The Moscow Times is reporting that the Russian authorities are planning to imprison opposition activist Aleksei Navalny for 13.5 years. This would consist of 3.5 years, previously suspended, for his earlier conviction for fraud in the Yves Rocher case, and an additional 10 years for new charges which allege that Navalny stole contributions given to his campaign by supporters.
I have no idea if this is true, but it is not implausible. The Moscow Times remarks that the reason for this sharp turn in policy towards Navalny ‘comes from the Kremlin’s belief that Navalny is a Western cutout.’ Support for this hypothesis came with a statement by the head of the Security Council, Nikolai Patrushev, who told the newspaper Argumenty i Fakty that the West was using Navalny to destabilize Russia from inside, with the aim of producing a result similar to the Maidan revolution in Ukraine. ‘The West needs this new leader [Navalny] to destabilize the situation in Russia, for social upheaval, strikes, and new Maidans,’ said Patrushev.
It’s clear, then, that the line the Kremlin plans to take against Navalny, and associated oppositionists, is that they are a tool of hostile Western powers. One might imagine, therefore, that those Western powers, if they really want to help the Russian opposition, would try to dispel this perception, to distance themselves from the opposition as much as possible, and so allow it to claim that it is truly an autonomous phenomenon.
Instead of this, however, Western pundits are lining up with proposals which seem to be designed to justify everything that Patrushev had to say, and so to discredit Navalny and the Russian opposition as a bunch of Western stooges.
Take for instance one-time US diplomat Richard Haass, who now serves as head of the prestigious Council for Foreign Relations, considered by many to be the American establishment think-tank par excellence. On Monday, he posted the following message on Twitter:
A suggestion: the next Nobel Peace Prize recipient ought to be Alexei Navalny for advocating peaceful protest against corruption in Putin’s Russia. Doing so would not only be right on the merits but would provide some much needed protection & a boost to Navalny & his supporters.
I suppose that would be like how the Nobel prize for literature protected Boris Pasternak and Aleksandr Solzhenitsyn from persecution from the Soviet authorities (not!). In reality, the effect of such a move would likely be just to discredit the Nobel committee in the eyes of the Russian government, and to reinforce the impression that Navalny is a tool of the West.
Haass isn’t the only one making bad recommendations. For instance, an editorial in the Financial Times on Tuesday argued that the West must hold the Kremlin ‘to account for Mr Navalny’s imprisonment, and how it treats his supporters.’ Meanwhile The Times made the same point. Germany should cancel the North Stream 2 pipeline, it said, while the United Kingdom should seize the money of Russians hiding their wealth in London, so that the Kremlin’s lackeys in the UK ‘start to feel the pinch.’

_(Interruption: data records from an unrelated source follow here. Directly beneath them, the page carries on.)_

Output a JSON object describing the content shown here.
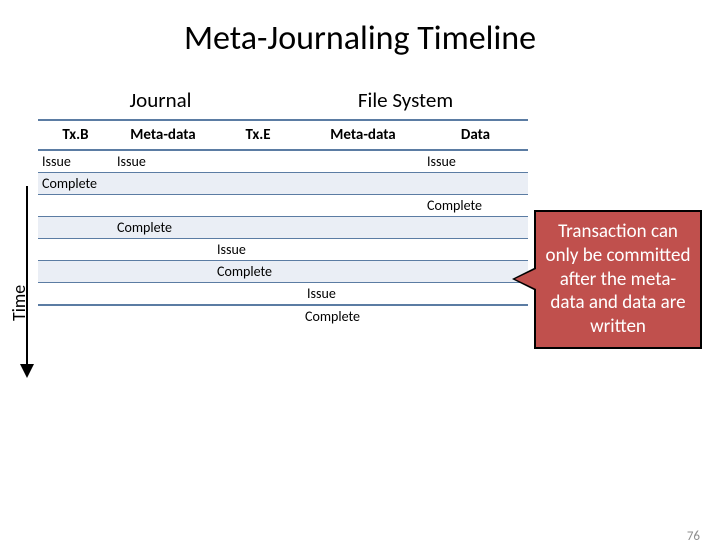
{
  "title": "Meta-Journaling Timeline",
  "groups": {
    "g1": "Journal",
    "g2": "File System"
  },
  "columns": {
    "c1": "Tx.B",
    "c2": "Meta-data",
    "c3": "Tx.E",
    "c4": "Meta-data",
    "c5": "Data"
  },
  "rows": [
    {
      "c1": "Issue",
      "c2": "Issue",
      "c3": "",
      "c4": "",
      "c5": "Issue",
      "shade": false
    },
    {
      "c1": "Complete",
      "c2": "",
      "c3": "",
      "c4": "",
      "c5": "",
      "shade": true
    },
    {
      "c1": "",
      "c2": "",
      "c3": "",
      "c4": "",
      "c5": "Complete",
      "shade": false
    },
    {
      "c1": "",
      "c2": "Complete",
      "c3": "",
      "c4": "",
      "c5": "",
      "shade": true
    },
    {
      "c1": "",
      "c2": "",
      "c3": "Issue",
      "c4": "",
      "c5": "",
      "shade": false
    },
    {
      "c1": "",
      "c2": "",
      "c3": "Complete",
      "c4": "",
      "c5": "",
      "shade": true
    },
    {
      "c1": "",
      "c2": "",
      "c3": "",
      "c4": "Issue",
      "c5": "",
      "shade": false
    }
  ],
  "extra": "Complete",
  "axis_label": "Time",
  "callout": "Transaction can only be committed after the meta-data and data are written",
  "page": "76"
}
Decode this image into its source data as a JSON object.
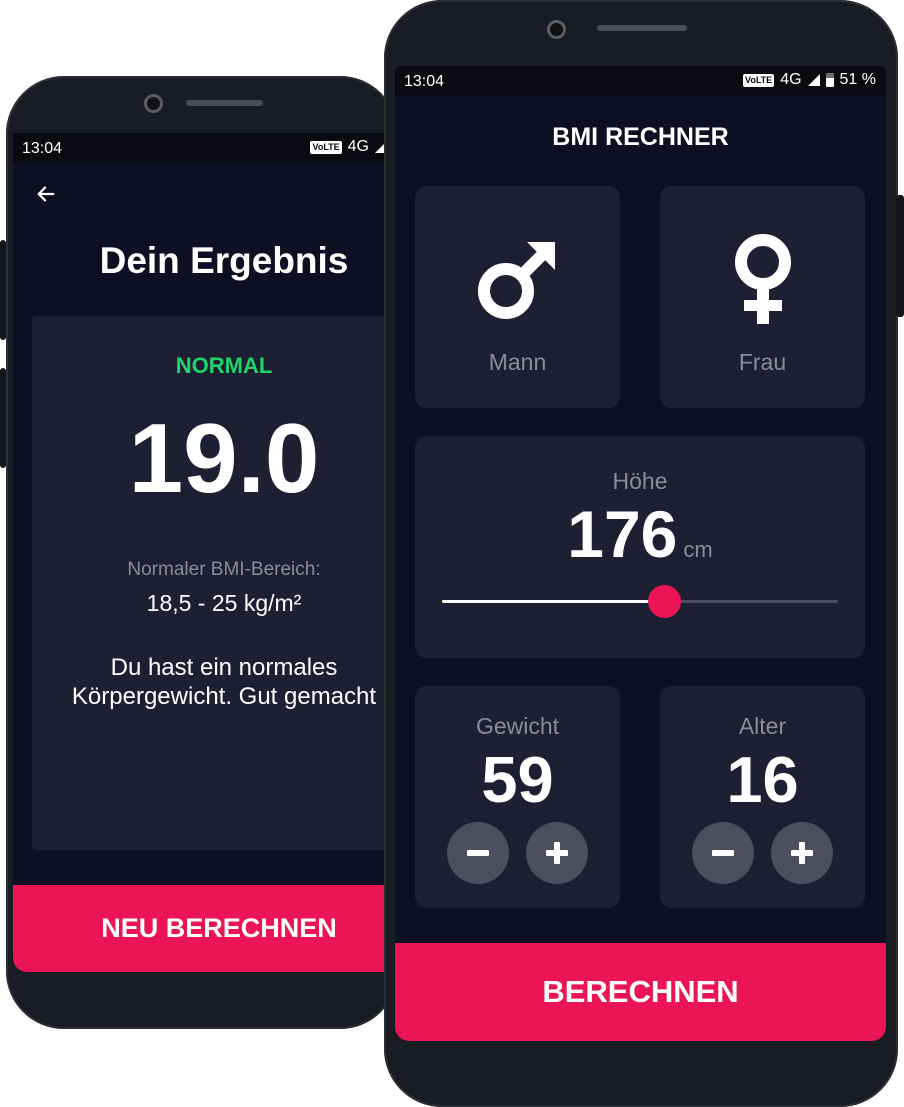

The prize for worst advice, however, surely belongs to Mark Galeotti, who posted the following on Twitter:
I’d also like to see diplomats accompanying marchers in hope moderates state behaviour and esp media crews covering protests.
One can scarcely conceive of anything better designed to justify the authorities’ claims that Navalny and his supporters are in the pay of the West. Let’s imagine that Russian diplomats accompanied protestors in the United States or some other Western country – the outrage would be enormous. Why would it be any different in the case of Western diplomats joining political protests in Russia?
And just imagine what the Russian media would make of such a thing? They’d love it – pictures of Western diplomats ‘interfering’ in Russian affairs would be all over the TV, allowing the talk show hosts to make hay with claims that it was proof positive of how the protests were being orchestrated from abroad. It really is a truly misguided suggestion.
But it follows a pattern. Underlying a lot of these proposals is a sense that Russia is teetering on the brink of social collapse and political revolution. ‘Acting together, the West can send Mr Putin reeling,’ claims The Times. The West must prepare for Russia’s inevitable ‘rupture’, says Janusz Bugajski, a senior fellow at the Jamestown Foundation in Washington, DC, in an article for the Washington Examiner.
In these circumstances, it’s felt that all the West needs to do is give Russia a push and the whole rotten edifice will come crumbling down. But this isn’t correct. The system is much more stable than its critics like to think, and the current scale of protest is both far from unprecedented and far from sufficient to bring the system to its knees. A bit of help from foreign powers isn’t going to change that.
What it will do, though, is taint Russia’s opposition even more than it is tainted already. Right now, Navalny’s fate hangs in the balance. The authorities might yet decide not to go down too hard on him and others like him. But if the pundits above have their way, the response could well be very harsh. The more the West is seen as interfering in Russia’s affairs with hostile intent, the harder the state will clamp down on its opponents.
In brief, the last thing the Russian opposition needs is more ‘help’ from the West. I realize that saying that deflates our collective ego, by depriving us of a positive role in the unfurling of events. But in this case, as in so many others, a bit of humility might do everyone a lot of good.